Data about app and page elements:
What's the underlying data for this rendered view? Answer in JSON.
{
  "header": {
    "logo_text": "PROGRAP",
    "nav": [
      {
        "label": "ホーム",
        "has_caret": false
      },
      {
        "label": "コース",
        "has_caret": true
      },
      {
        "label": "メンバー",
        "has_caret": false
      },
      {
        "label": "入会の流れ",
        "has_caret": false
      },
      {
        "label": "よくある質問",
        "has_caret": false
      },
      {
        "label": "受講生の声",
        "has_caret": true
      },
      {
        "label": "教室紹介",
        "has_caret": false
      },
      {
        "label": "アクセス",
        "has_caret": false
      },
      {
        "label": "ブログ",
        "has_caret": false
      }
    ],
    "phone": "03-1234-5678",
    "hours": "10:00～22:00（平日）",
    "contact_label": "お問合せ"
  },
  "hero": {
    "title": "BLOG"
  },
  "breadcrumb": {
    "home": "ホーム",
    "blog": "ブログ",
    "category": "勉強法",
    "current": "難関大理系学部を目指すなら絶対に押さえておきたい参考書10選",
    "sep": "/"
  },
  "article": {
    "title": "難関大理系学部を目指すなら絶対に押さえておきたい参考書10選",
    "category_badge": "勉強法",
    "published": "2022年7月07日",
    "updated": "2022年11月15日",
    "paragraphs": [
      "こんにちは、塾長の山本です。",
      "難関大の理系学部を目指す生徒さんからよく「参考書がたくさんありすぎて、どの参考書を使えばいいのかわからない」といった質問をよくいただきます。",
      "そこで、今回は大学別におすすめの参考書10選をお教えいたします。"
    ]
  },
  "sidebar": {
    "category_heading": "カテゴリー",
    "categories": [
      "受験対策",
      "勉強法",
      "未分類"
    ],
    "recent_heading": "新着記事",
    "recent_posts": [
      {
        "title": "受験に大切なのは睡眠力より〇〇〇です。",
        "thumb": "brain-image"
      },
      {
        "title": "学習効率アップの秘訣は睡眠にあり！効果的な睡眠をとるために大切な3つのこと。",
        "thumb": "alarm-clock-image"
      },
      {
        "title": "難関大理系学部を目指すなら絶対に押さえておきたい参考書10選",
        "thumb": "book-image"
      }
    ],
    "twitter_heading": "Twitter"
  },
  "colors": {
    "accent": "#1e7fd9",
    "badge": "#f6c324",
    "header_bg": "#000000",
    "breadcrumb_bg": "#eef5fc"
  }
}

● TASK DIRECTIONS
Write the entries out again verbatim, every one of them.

● RESPONSE AREA
What's the underlying data for this rendered view? Answer in JSON.
{
  "header": {
    "logo_text": "PROGRAP",
    "nav": [
      {
        "label": "ホーム",
        "has_caret": false
      },
      {
        "label": "コース",
        "has_caret": true
      },
      {
        "label": "メンバー",
        "has_caret": false
      },
      {
        "label": "入会の流れ",
        "has_caret": false
      },
      {
        "label": "よくある質問",
        "has_caret": false
      },
      {
        "label": "受講生の声",
        "has_caret": true
      },
      {
        "label": "教室紹介",
        "has_caret": false
      },
      {
        "label": "アクセス",
        "has_caret": false
      },
      {
        "label": "ブログ",
        "has_caret": false
      }
    ],
    "phone": "03-1234-5678",
    "hours": "10:00～22:00（平日）",
    "contact_label": "お問合せ"
  },
  "hero": {
    "title": "BLOG"
  },
  "breadcrumb": {
    "home": "ホーム",
    "blog": "ブログ",
    "category": "勉強法",
    "current": "難関大理系学部を目指すなら絶対に押さえておきたい参考書10選",
    "sep": "/"
  },
  "article": {
    "title": "難関大理系学部を目指すなら絶対に押さえておきたい参考書10選",
    "category_badge": "勉強法",
    "published": "2022年7月07日",
    "updated": "2022年11月15日",
    "paragraphs": [
      "こんにちは、塾長の山本です。",
      "難関大の理系学部を目指す生徒さんからよく「参考書がたくさんありすぎて、どの参考書を使えばいいのかわからない」といった質問をよくいただきます。",
      "そこで、今回は大学別におすすめの参考書10選をお教えいたします。"
    ]
  },
  "sidebar": {
    "category_heading": "カテゴリー",
    "categories": [
      "受験対策",
      "勉強法",
      "未分類"
    ],
    "recent_heading": "新着記事",
    "recent_posts": [
      {
        "title": "受験に大切なのは睡眠力より〇〇〇です。",
        "thumb": "brain-image"
      },
      {
        "title": "学習効率アップの秘訣は睡眠にあり！効果的な睡眠をとるために大切な3つのこと。",
        "thumb": "alarm-clock-image"
      },
      {
        "title": "難関大理系学部を目指すなら絶対に押さえておきたい参考書10選",
        "thumb": "book-image"
      }
    ],
    "twitter_heading": "Twitter"
  },
  "colors": {
    "accent": "#1e7fd9",
    "badge": "#f6c324",
    "header_bg": "#000000",
    "breadcrumb_bg": "#eef5fc"
  }
}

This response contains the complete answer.